**INSTRUCTIONS TO FOLLOW**: In the entries below, find every line with "那么这个命名可能更合适" and copy it.

**MATERIAL SUPPLIED**:
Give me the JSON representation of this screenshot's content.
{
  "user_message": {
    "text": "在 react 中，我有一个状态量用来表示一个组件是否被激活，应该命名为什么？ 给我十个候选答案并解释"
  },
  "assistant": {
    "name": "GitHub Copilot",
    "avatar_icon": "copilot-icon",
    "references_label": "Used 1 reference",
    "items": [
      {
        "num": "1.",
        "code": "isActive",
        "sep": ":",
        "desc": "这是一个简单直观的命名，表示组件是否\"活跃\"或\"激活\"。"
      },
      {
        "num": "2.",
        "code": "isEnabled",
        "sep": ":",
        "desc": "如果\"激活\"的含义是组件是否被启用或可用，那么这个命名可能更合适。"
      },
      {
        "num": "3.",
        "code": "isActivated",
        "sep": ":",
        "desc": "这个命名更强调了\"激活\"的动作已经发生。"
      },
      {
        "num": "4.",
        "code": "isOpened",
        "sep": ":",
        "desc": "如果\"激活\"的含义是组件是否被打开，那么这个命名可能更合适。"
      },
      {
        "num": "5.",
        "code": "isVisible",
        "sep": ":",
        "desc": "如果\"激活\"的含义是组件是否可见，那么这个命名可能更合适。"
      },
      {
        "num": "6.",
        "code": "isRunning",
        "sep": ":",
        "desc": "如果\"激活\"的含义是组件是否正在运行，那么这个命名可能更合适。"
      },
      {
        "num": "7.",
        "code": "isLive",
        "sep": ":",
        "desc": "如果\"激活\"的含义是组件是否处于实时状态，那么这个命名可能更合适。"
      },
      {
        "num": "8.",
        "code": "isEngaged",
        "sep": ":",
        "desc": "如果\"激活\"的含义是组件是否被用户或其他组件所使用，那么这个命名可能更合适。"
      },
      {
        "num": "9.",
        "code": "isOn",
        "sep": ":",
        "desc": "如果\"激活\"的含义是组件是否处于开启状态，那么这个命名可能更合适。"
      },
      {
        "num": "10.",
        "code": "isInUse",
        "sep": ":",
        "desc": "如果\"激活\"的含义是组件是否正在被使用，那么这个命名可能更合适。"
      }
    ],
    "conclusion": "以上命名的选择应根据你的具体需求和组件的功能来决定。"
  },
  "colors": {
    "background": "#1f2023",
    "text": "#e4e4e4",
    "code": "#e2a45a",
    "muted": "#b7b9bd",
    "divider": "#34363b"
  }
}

**RESPONSE AREA**:
        "desc": "如果\"激活\"的含义是组件是否被启用或可用，那么这个命名可能更合适。"
        "desc": "如果\"激活\"的含义是组件是否被打开，那么这个命名可能更合适。"
        "desc": "如果\"激活\"的含义是组件是否可见，那么这个命名可能更合适。"
        "desc": "如果\"激活\"的含义是组件是否正在运行，那么这个命名可能更合适。"
        "desc": "如果\"激活\"的含义是组件是否处于实时状态，那么这个命名可能更合适。"
        "desc": "如果\"激活\"的含义是组件是否被用户或其他组件所使用，那么这个命名可能更合适。"
        "desc": "如果\"激活\"的含义是组件是否处于开启状态，那么这个命名可能更合适。"
        "desc": "如果\"激活\"的含义是组件是否正在被使用，那么这个命名可能更合适。"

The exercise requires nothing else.